The opposition and the country’s President Zuzana Caputova said they would file a case with the Constitutional Court over the legislation.
Čaputová on Thursday night said she would consider “all legal and constitutional options to prevent the legislation from entering into force”. Fico’s changes “irreparably violate the rights of the victims of crimes”, the Slovak president wrote on social media platform X.
Brussels has also previously voiced concerns over the changes. In December, the European Public Prosecutor's Office announced that it had concluded that "the proposed amendments ... constitute a serious risk of breaching the rule of law" and put "the Slovak government's intention to fulfill its duty to effectively protect the Union budget ... into question".
The Commission will now have to consider whether to punish the Slovak government by freezing EU funds, as it has done in Hungary and Poland, or whether this would merely push Fico into an alliance with Hungarian premier Viktor Orban that could further obstruct EU policymaking.
Representatives of the ruling coalition argued the changes would straighten what they see as existing discrepancies in the criminal code, while ending what they say as biased investigations carried out by the Special Prosecutor Office, whose head was nominated by the former centre-right government.
"The past government ... disrupted principles of the rule of law and violated human rights," Smer deputy Tibor Gaspar, a former police president who has been the subject of ongoing investigations, told parliament.
“Killing of a person must be punished more strictly than some financial misdeeds,” Parliamentary Speaker Peter Pellegrini, leader of the centre-left Hlas party in the coalition, argued in an interview for the commercial television Joj24 which he shared on social media.
DennikN and another liberal daily SME published an overview of the most controversial live cases that will be affected by the changes. Unless the Constitutional Court is able to block the changes before they come into effect on March 15 – which is unlikely – criminals will have their sentence reduced and charges against others that are now time-lapsed will be dropped.
Smer-linked oligarch Jozef Brhel, who could face 20 years of prison on charges of rigging public IT tenders, would now face eight years of prison time and could also be handed a conditional sentence if convicted.

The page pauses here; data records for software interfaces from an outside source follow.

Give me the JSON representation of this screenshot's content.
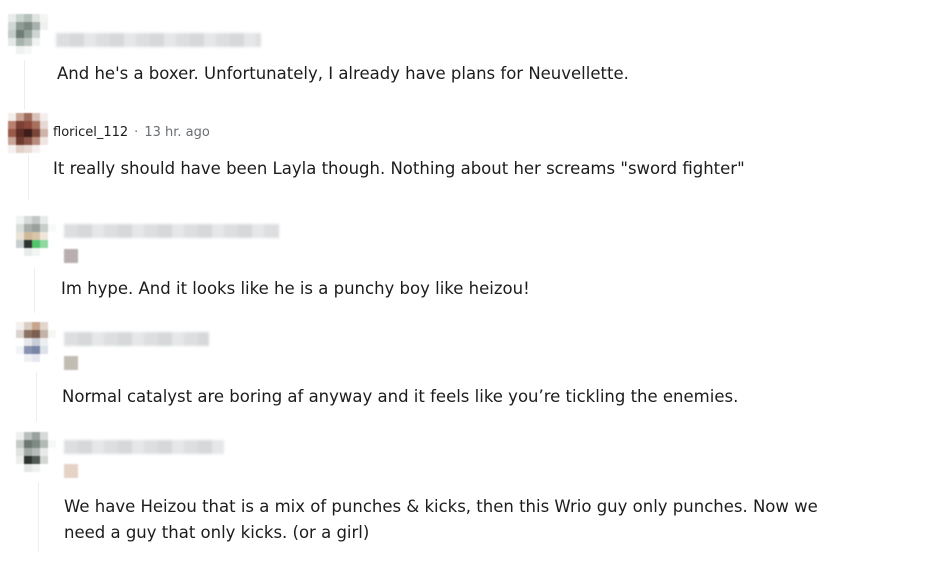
{
  "comments": [
    {
      "username": "",
      "time": "",
      "body": "And he's a boxer. Unfortunately, I already have plans for Neuvellette."
    },
    {
      "username": "floricel_112",
      "separator": "·",
      "time": "13 hr. ago",
      "body": "It really should have been Layla though. Nothing about her screams \"sword fighter\""
    },
    {
      "username": "",
      "time": "",
      "body": "Im hype. And it looks like he is a punchy boy like heizou!"
    },
    {
      "username": "",
      "time": "",
      "body": "Normal catalyst are boring af anyway and it feels like you’re tickling the enemies."
    },
    {
      "username": "",
      "time": "",
      "body": "We have Heizou that is a mix of punches & kicks, then this Wrio guy only punches. Now we need a guy that only kicks. (or a girl)"
    }
  ],
  "colors": {
    "text": "#1c1c1c",
    "meta": "#6b6f72",
    "thread_line": "#eceeef"
  }
}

Another Smer oligarch, Norbert Bodor, who is facing 12 years of prison for alleged money laundering in the so-called “Dobytkar” case, could now face 2-8 years and could also be handed a conditional sentence if convicted.

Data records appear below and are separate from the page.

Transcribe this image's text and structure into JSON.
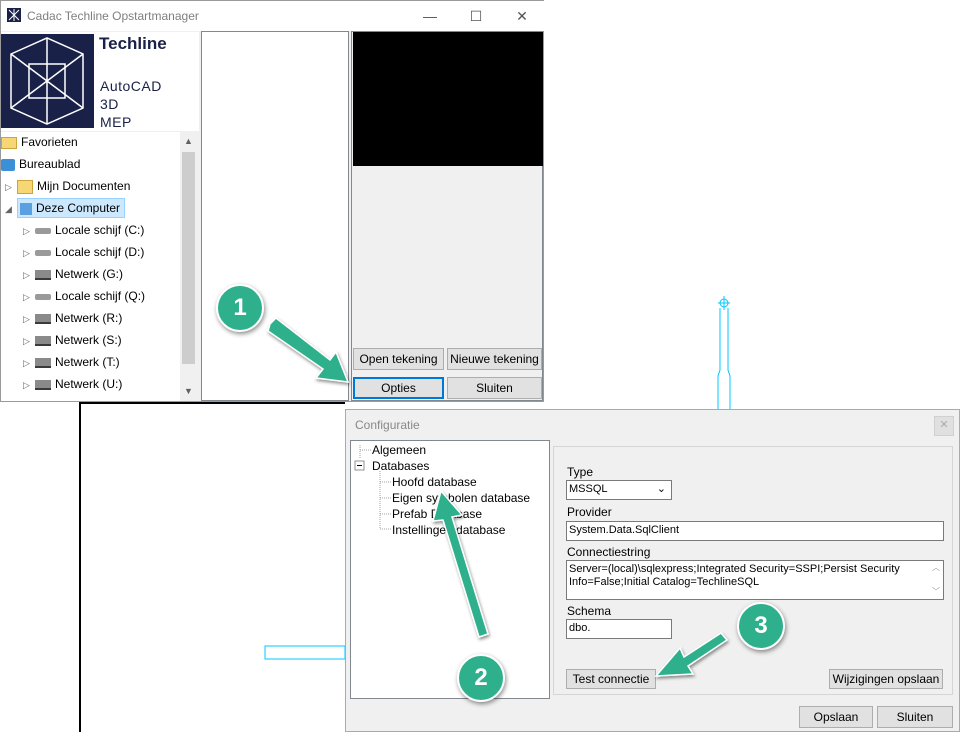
{
  "main_window": {
    "title": "Cadac Techline Opstartmanager",
    "controls": {
      "minimize": "—",
      "maximize": "☐",
      "close": "✕"
    },
    "logo": {
      "brand": "Techline",
      "product_lines": [
        "AutoCAD",
        "3D",
        "MEP"
      ]
    },
    "tree": [
      {
        "label": "Favorieten",
        "icon": "folder-icon"
      },
      {
        "label": "Bureaublad",
        "icon": "desktop-icon"
      },
      {
        "label": "Mijn Documenten",
        "icon": "documents-icon"
      },
      {
        "label": "Deze Computer",
        "icon": "computer-icon"
      },
      {
        "label": "Locale schijf (C:)",
        "icon": "drive-icon"
      },
      {
        "label": "Locale schijf (D:)",
        "icon": "drive-icon"
      },
      {
        "label": "Netwerk (G:)",
        "icon": "network-drive-icon"
      },
      {
        "label": "Locale schijf (Q:)",
        "icon": "drive-icon"
      },
      {
        "label": "Netwerk (R:)",
        "icon": "network-drive-icon"
      },
      {
        "label": "Netwerk (S:)",
        "icon": "network-drive-icon"
      },
      {
        "label": "Netwerk (T:)",
        "icon": "network-drive-icon"
      },
      {
        "label": "Netwerk (U:)",
        "icon": "network-drive-icon"
      }
    ],
    "buttons": {
      "open_drawing": "Open tekening",
      "new_drawing": "Nieuwe tekening",
      "options": "Opties",
      "close": "Sluiten"
    }
  },
  "config_dialog": {
    "title": "Configuratie",
    "close_glyph": "✕",
    "tree": {
      "general": "Algemeen",
      "databases": "Databases",
      "children": [
        "Hoofd database",
        "Eigen symbolen database",
        "Prefab Database",
        "Instellingen database"
      ]
    },
    "form": {
      "type_label": "Type",
      "type_value": "MSSQL",
      "provider_label": "Provider",
      "provider_value": "System.Data.SqlClient",
      "connstring_label": "Connectiestring",
      "connstring_value": "Server=(local)\\sqlexpress;Integrated Security=SSPI;Persist Security Info=False;Initial Catalog=TechlineSQL",
      "schema_label": "Schema",
      "schema_value": "dbo.",
      "test_button": "Test connectie",
      "save_changes_button": "Wijzigingen opslaan"
    },
    "footer": {
      "save": "Opslaan",
      "close": "Sluiten"
    }
  },
  "callouts": [
    "1",
    "2",
    "3"
  ],
  "colors": {
    "callout": "#2fb08c",
    "cad_cyan": "#00c8ff",
    "logo_navy": "#1a2148"
  }
}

Bodor could also be handed conditional sentences in other investigations, in which he is accused of running a criminal ring and abusing police during a time when police were headed by his relative and current Smer legislator Gaspar.
Both Brhel and Bodor deny all charges.

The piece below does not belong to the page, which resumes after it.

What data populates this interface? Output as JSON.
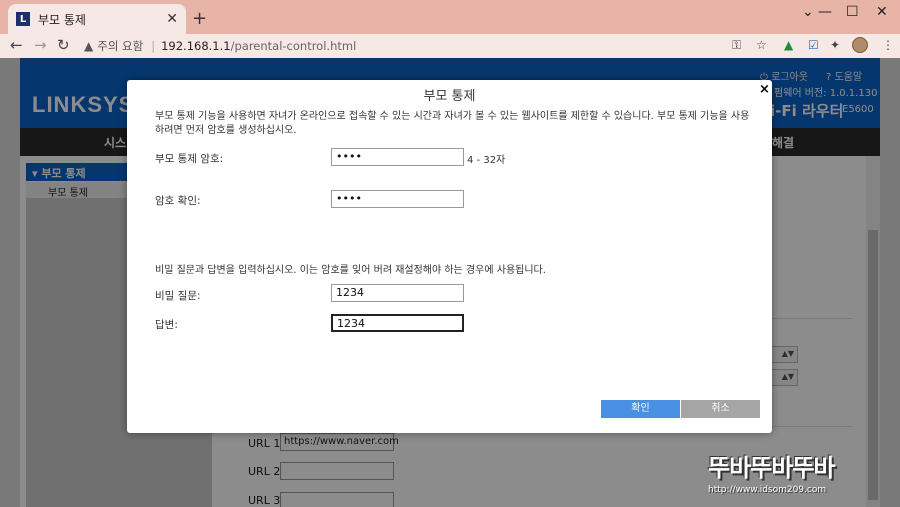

The case of Jaroslav Hascak, former head of Czech-Slovak financial group Penta, could also be dropped. Hascak's widespread contacts and informal dealmaking with politicians during the era of centre-right premier Mikulas Dzurinda were exposed in the largest post-communist scandal in Slovakia, the so-called “Gorilla” case.
Charges against Fico and his deputy prime minister Robert Kaliňák have already been dropped. These related to allegations that the two had ordered the disclosure of confidential tax documents to discredit Smer’s political rivals.
“I have not come across any serious lawyer who would not be concerned about the legislative changes”, Ivan Stulajter, a correspondent for the DennikN, commented for bne Intellinews earlier.
Protests against the judicial overhaul across Slovakia are continuing and, as in the past weeks, have also taken place in front of Slovak embassies in Europe, including Brussels, Paris, and Prague. These have been the biggest protests since those that brought down Fico's last government in 2018 over the mafia-style assassination of investigative journalist Jan Kuciak and his fiance.